**Task statement**
Print all of the data exactly.

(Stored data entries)

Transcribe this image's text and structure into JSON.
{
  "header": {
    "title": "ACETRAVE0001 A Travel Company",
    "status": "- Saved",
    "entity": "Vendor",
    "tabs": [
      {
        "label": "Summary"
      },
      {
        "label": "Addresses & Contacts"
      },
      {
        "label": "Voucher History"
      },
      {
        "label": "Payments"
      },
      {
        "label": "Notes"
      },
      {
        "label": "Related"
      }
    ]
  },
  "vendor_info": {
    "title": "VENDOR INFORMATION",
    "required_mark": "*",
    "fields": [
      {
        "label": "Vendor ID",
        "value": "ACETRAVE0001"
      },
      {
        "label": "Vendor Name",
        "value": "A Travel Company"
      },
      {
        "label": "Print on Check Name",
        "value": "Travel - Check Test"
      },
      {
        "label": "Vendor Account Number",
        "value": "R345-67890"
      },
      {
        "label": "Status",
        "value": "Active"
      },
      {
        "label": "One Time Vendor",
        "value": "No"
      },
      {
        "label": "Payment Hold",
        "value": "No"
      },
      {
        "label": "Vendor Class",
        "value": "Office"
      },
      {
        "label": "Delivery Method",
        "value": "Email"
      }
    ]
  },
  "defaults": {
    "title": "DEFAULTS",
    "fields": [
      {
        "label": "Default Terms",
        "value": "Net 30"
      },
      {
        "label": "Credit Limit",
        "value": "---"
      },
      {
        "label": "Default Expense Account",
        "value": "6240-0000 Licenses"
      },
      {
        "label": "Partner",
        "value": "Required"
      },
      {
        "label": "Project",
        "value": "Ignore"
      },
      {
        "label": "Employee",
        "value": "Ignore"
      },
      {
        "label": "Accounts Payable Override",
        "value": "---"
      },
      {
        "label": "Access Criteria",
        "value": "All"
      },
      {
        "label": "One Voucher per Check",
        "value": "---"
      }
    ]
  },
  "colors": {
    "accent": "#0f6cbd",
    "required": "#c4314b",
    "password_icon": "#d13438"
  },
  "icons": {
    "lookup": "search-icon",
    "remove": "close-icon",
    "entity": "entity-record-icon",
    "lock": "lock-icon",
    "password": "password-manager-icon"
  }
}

**Answer space**
Transcribe this image's text and structure into JSON.
{
  "header": {
    "title": "ACETRAVE0001 A Travel Company",
    "status": "- Saved",
    "entity": "Vendor",
    "tabs": [
      {
        "label": "Summary"
      },
      {
        "label": "Addresses & Contacts"
      },
      {
        "label": "Voucher History"
      },
      {
        "label": "Payments"
      },
      {
        "label": "Notes"
      },
      {
        "label": "Related"
      }
    ]
  },
  "vendor_info": {
    "title": "VENDOR INFORMATION",
    "required_mark": "*",
    "fields": [
      {
        "label": "Vendor ID",
        "value": "ACETRAVE0001"
      },
      {
        "label": "Vendor Name",
        "value": "A Travel Company"
      },
      {
        "label": "Print on Check Name",
        "value": "Travel - Check Test"
      },
      {
        "label": "Vendor Account Number",
        "value": "R345-67890"
      },
      {
        "label": "Status",
        "value": "Active"
      },
      {
        "label": "One Time Vendor",
        "value": "No"
      },
      {
        "label": "Payment Hold",
        "value": "No"
      },
      {
        "label": "Vendor Class",
        "value": "Office"
      },
      {
        "label": "Delivery Method",
        "value": "Email"
      }
    ]
  },
  "defaults": {
    "title": "DEFAULTS",
    "fields": [
      {
        "label": "Default Terms",
        "value": "Net 30"
      },
      {
        "label": "Credit Limit",
        "value": "---"
      },
      {
        "label": "Default Expense Account",
        "value": "6240-0000 Licenses"
      },
      {
        "label": "Partner",
        "value": "Required"
      },
      {
        "label": "Project",
        "value": "Ignore"
      },
      {
        "label": "Employee",
        "value": "Ignore"
      },
      {
        "label": "Accounts Payable Override",
        "value": "---"
      },
      {
        "label": "Access Criteria",
        "value": "All"
      },
      {
        "label": "One Voucher per Check",
        "value": "---"
      }
    ]
  },
  "colors": {
    "accent": "#0f6cbd",
    "required": "#c4314b",
    "password_icon": "#d13438"
  },
  "icons": {
    "lookup": "search-icon",
    "remove": "close-icon",
    "entity": "entity-record-icon",
    "lock": "lock-icon",
    "password": "password-manager-icon"
  }
}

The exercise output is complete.